**TASK OBJECTIVE:** Using the records below, count the lines containing "this" and give only the total.

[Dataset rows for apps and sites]
┌────────

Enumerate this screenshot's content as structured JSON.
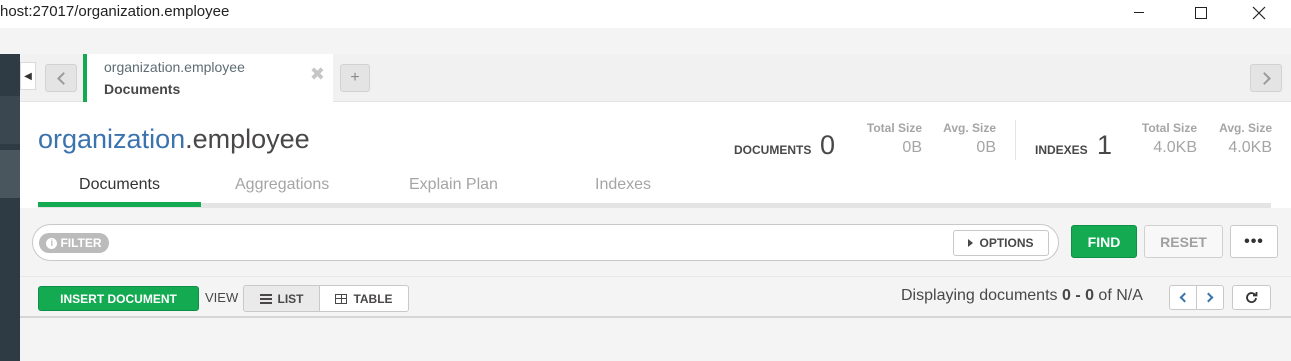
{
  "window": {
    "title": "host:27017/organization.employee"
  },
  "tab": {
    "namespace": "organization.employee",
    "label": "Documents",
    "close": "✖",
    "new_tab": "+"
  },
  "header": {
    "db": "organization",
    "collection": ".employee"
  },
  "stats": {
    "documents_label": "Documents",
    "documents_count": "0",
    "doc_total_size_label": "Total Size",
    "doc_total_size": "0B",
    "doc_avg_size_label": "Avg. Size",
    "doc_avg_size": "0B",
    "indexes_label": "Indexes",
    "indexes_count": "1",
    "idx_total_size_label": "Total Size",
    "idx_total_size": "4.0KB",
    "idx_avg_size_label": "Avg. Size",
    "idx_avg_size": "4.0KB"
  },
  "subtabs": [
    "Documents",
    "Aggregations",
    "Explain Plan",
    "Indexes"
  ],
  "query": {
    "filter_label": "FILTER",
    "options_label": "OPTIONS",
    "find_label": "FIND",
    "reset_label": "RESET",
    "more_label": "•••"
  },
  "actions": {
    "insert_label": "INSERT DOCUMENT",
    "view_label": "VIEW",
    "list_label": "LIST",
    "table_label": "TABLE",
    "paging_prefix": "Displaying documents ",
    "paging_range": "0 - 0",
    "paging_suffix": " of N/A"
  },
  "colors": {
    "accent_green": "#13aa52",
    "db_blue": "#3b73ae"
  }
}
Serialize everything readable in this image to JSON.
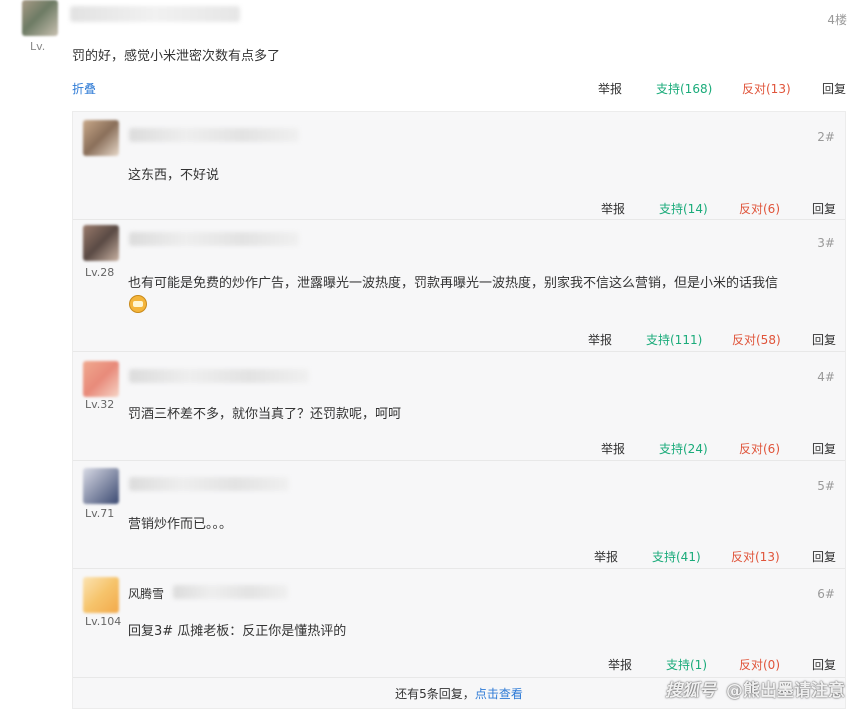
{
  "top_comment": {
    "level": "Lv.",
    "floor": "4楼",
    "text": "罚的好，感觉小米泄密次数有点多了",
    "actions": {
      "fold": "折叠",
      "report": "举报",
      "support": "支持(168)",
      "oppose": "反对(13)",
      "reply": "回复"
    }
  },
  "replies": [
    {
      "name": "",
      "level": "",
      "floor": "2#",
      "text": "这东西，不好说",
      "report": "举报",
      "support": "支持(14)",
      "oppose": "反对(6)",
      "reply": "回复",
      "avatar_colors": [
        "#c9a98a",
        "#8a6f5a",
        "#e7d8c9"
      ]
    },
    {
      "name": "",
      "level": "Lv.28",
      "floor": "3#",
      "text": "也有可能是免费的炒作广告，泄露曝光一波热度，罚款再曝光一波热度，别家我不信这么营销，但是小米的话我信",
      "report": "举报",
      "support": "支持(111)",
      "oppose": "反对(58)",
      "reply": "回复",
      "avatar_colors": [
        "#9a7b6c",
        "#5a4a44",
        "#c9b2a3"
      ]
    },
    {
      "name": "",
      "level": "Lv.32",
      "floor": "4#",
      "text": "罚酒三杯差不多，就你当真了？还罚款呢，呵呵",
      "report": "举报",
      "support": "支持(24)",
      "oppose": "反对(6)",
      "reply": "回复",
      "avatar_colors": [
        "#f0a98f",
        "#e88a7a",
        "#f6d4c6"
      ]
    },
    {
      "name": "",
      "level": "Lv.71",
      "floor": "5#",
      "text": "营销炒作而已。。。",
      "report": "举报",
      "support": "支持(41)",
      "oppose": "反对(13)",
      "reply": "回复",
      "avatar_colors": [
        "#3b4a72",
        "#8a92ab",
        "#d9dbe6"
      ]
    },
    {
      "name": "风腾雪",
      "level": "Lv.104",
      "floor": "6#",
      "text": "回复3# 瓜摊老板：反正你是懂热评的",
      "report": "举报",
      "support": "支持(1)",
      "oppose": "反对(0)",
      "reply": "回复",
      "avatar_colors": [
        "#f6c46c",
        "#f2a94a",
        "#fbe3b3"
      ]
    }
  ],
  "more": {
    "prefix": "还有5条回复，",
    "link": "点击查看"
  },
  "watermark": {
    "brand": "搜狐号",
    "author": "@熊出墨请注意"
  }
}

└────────
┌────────

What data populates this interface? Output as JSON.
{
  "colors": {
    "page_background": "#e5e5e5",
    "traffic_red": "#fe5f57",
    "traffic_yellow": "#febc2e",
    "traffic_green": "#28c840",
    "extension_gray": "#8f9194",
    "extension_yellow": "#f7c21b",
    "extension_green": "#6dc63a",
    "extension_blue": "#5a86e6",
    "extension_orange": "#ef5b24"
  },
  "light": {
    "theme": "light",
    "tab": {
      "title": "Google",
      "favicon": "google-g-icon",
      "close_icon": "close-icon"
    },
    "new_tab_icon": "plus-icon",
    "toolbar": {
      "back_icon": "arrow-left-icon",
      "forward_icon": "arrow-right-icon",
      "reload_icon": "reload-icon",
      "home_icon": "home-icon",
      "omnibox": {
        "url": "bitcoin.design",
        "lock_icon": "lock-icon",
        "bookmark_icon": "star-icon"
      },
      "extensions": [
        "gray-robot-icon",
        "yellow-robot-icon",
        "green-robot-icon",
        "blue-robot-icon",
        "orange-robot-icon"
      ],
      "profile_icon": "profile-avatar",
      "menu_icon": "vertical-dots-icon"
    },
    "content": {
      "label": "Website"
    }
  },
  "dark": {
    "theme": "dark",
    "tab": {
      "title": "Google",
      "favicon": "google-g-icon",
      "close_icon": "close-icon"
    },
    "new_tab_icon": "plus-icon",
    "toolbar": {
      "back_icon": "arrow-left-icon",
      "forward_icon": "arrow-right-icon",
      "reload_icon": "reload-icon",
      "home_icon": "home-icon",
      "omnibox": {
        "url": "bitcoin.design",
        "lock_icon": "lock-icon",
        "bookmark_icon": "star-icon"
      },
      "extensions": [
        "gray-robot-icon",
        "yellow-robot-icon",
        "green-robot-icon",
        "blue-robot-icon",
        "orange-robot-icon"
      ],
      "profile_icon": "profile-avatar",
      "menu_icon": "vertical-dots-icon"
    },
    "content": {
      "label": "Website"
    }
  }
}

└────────

**EXERCISE SOLUTION:** 3